Once, every two or three years, an artist comes along so fully formed and talented that they fast become one of your favourite musicians, and when Emily Barker, supported by the very talented multi-instrumentalists of the Red Clay Halo, released their debut record Despite the Snow in 2009, this writer quickly fell under her spell. Now, six years and three records later, Emily Barker is releasing what can be touted as a ‘greatest-hits’, of sorts.
The Toerag Sessions LP sees Barker, alone, recording and reinterpreting some of her favourite tracks from her career thus far. The record is so called because that is where Barker recorded this album, following in the footsteps of Jack White, who recorded at the same studio with the White Stripes back in 2003. The mention of White is not just for show; Barker, much like White practices with his Third Man Records label, recorded these 12 tracks live, straight onto tape, with no digital interference. The result is something raw, something beautiful, and something so instantly timeless.

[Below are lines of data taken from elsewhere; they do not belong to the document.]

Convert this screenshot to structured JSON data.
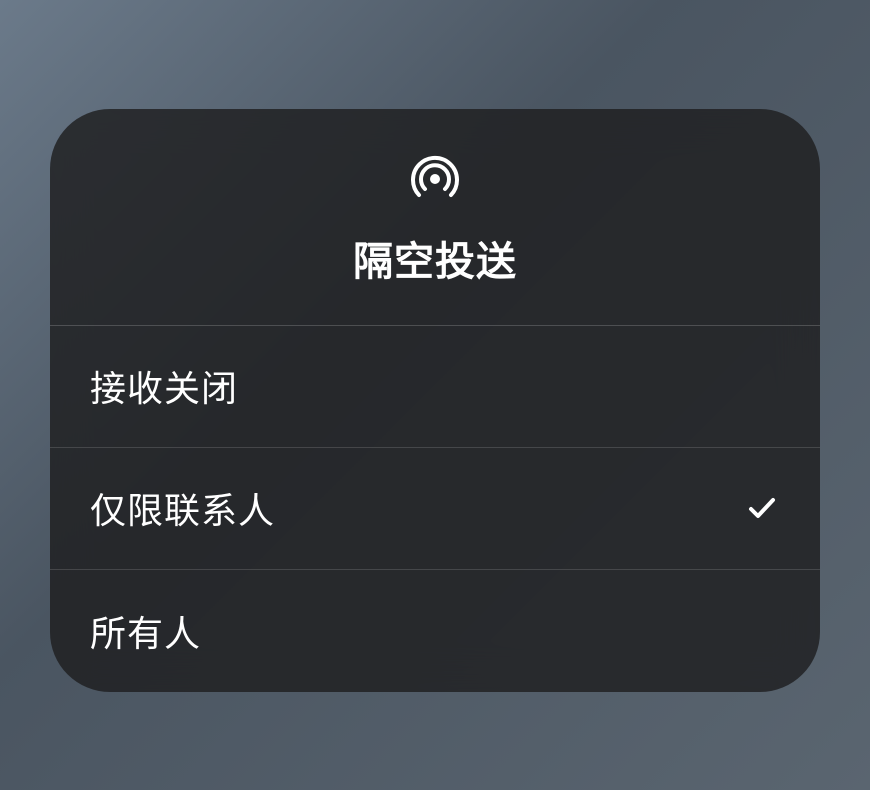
{
  "panel": {
    "title": "隔空投送",
    "options": [
      {
        "label": "接收关闭",
        "selected": false
      },
      {
        "label": "仅限联系人",
        "selected": true
      },
      {
        "label": "所有人",
        "selected": false
      }
    ]
  }
}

It is immediately obvious that this record is Barker’s homage to her love of Americana. Her songs tell tales and paint vivid pictures, much like country records do, and the attention to detail for this passion can be traced through the songs and even the record cover itself, which sees a newly quiffed Barker staring into the middle distance, acoustic in hand, as if ready to begin recording. The best example of this story-telling can be found on ‘Lord I Want an Exit’, taken from one of Barker’s first bands, the low-country, and detailing the sorrow and sadness of a man left behind by his partner’s death; “Is there an Angel down the hallway/to take me to her side/I want death’s dark veil to cover me tonight”. Barker doesn’t do false sentimentality; her voice cracks with the emotion and depth of the lyrics. It is almost as if she is singing direct to the listener, and for a musician, there are not many greater compliments that can be given.

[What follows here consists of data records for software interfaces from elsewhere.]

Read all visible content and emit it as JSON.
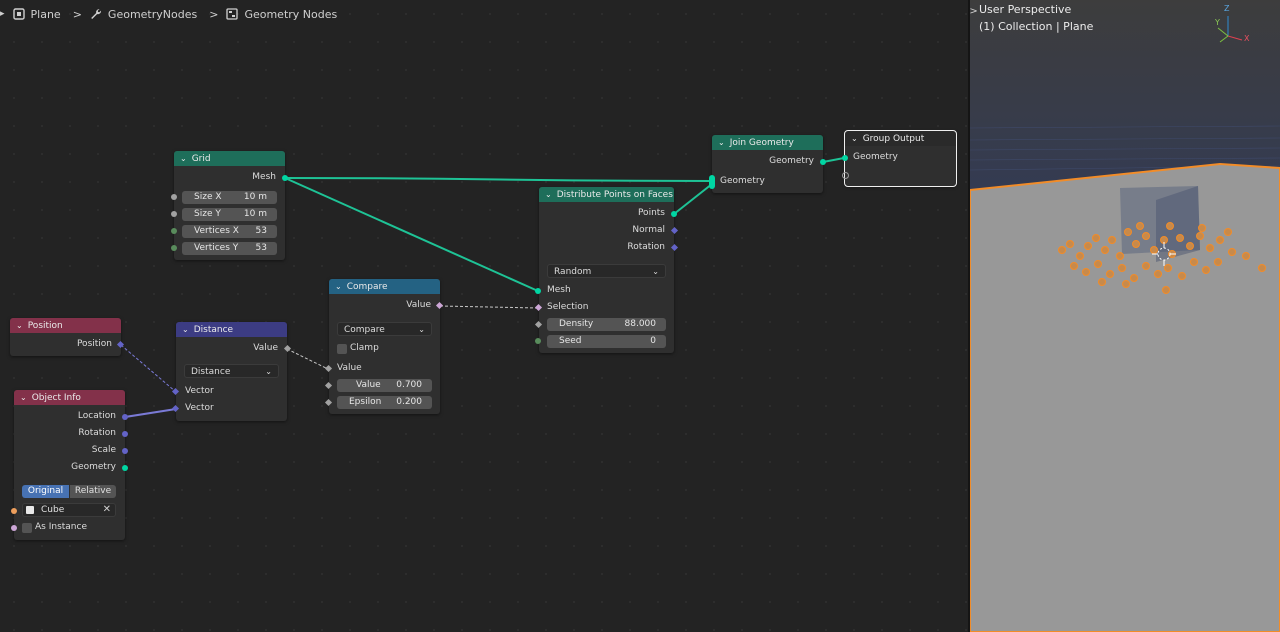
{
  "breadcrumb": {
    "items": [
      "Plane",
      "GeometryNodes",
      "Geometry Nodes"
    ],
    "separator": ">"
  },
  "nodes": {
    "grid": {
      "title": "Grid",
      "out_mesh": "Mesh",
      "size_x_label": "Size X",
      "size_x_value": "10 m",
      "size_y_label": "Size Y",
      "size_y_value": "10 m",
      "vertices_x_label": "Vertices X",
      "vertices_x_value": "53",
      "vertices_y_label": "Vertices Y",
      "vertices_y_value": "53"
    },
    "position": {
      "title": "Position",
      "out_position": "Position"
    },
    "object_info": {
      "title": "Object Info",
      "out_location": "Location",
      "out_rotation": "Rotation",
      "out_scale": "Scale",
      "out_geometry": "Geometry",
      "mode_original": "Original",
      "mode_relative": "Relative",
      "object_name": "Cube",
      "as_instance": "As Instance"
    },
    "distance": {
      "title": "Distance",
      "out_value": "Value",
      "mode": "Distance",
      "in_vector_1": "Vector",
      "in_vector_2": "Vector"
    },
    "compare": {
      "title": "Compare",
      "out_value": "Value",
      "mode": "Compare",
      "clamp": "Clamp",
      "in_value": "Value",
      "value_label": "Value",
      "value_value": "0.700",
      "epsilon_label": "Epsilon",
      "epsilon_value": "0.200"
    },
    "distribute": {
      "title": "Distribute Points on Faces",
      "out_points": "Points",
      "out_normal": "Normal",
      "out_rotation": "Rotation",
      "mode": "Random",
      "in_mesh": "Mesh",
      "in_selection": "Selection",
      "density_label": "Density",
      "density_value": "88.000",
      "seed_label": "Seed",
      "seed_value": "0"
    },
    "join": {
      "title": "Join Geometry",
      "out_geometry": "Geometry",
      "in_geometry": "Geometry"
    },
    "group_output": {
      "title": "Group Output",
      "in_geometry": "Geometry"
    }
  },
  "viewport": {
    "view_name": "User Perspective",
    "collection_info": "(1) Collection | Plane",
    "axis_z": "Z",
    "axis_y": "Y",
    "axis_x": "X"
  },
  "colors": {
    "geometry_socket": "#00d6a3",
    "vector_socket": "#6363c7",
    "float_socket": "#a1a1a1",
    "bool_socket": "#cca6d6",
    "int_socket": "#598c5c",
    "object_socket": "#ed9e5c",
    "header_geometry": "#1e6e5a",
    "header_input": "#83314a",
    "header_vector": "#3c3c83",
    "header_converter": "#246283",
    "selection_outline": "#f0f0f0",
    "object_highlight": "#f28c28"
  }
}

The up-tempo toe-tapping, harmonica playing, hoe-down aping ‘Blackbird’ follows, and is further testament to Barker’s ability in musical diversity, and what was once a favourite of the Red Clay Halo has been given new life with a new arrangement. It really is testament to Barker that she has the confidence and the skills to reinterpret and re-imagine tracks from her career. Not only is this record a chance to become acquainted with the stellar work of Emily Barker, for old fans, it serves as just another reminder of her talent. A masterpiece, by an artist at the very top of her game.